However, All Is Not Lost!
While rapid turnover and higher wages are negatively impacting most blue-collar industries, one positive has come out of all this disruption: Workplace diversity is on the rise! Women are now making record gains in blue-collar employment, and part of this gain reflects the rising share of women in traditionally male-dominated, blue-collar occupations, especially in transportation.
Companies are also increasing their efforts to recruit other underrepresented populations such as minorities, mature workers, the disabled, immigrants, the previously incarcerated, and veterans.
How Are Blue-Collar-Heavy Companies Solving Labor Shortages?
As part of the survey, The Conference Board also asked Human Resources leaders at more than 200 companies to identify the consequences these companies were experiencing due to shortages and the actions being taken. Here are a few strategies that have been successfully implemented based on the survey findings:
- Increasing salaries and wages: Although the most popular tactic, raising pay helps only to a point.
- Given increased employment opportunities for workers and the financial constraints companies face, employers must innovate to attract and retain workers.
- Enacting tactical HR solutions: The biggest difference between companies most and least affected by shortages is that those hardest hit are making tactical changes to the recruitment process. Solutions frequently cited include:
- Increasing referrals: 51% of blue-collar-heavy companies indicated they had added or modified an employee referral program, compared with only 21% of white-collar-heavy companies.
- Ramping up social media: Increasing social media efforts ranked as the second most popular recruitment strategy (69%) among blue-collar-heavy companies, behind increasing wages and salaries (79%).
- Shortening the recruitment process: 37% of blue-collar-heavy companies have experienced candidates ghosting interviews. As such, the most affected companies are responding by not requiring multiple interviews.
- Extending outreach beyond the usual recruits: 55% of blue-collar-heavy companies ranked expanding the target demographic as a key tactic; just 30% of white-collar-heavy companies said the same.

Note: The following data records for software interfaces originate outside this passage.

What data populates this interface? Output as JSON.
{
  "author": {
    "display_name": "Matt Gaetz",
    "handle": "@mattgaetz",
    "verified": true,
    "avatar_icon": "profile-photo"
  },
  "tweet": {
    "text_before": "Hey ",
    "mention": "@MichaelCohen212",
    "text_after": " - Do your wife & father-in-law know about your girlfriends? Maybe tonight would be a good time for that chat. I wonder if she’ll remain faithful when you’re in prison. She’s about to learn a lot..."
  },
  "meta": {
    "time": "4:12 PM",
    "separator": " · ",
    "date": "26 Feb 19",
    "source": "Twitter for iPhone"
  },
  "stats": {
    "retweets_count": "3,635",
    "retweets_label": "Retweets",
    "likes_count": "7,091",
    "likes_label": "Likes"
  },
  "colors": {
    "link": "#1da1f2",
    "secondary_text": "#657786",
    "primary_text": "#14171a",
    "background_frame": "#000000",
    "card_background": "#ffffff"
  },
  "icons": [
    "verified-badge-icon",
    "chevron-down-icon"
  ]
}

- Not doing enough to retain mature workers: The lowest-ranked retention strategy was providing new incentives to retain older workers in full or partial capacity.
To learn more about these findings, click here.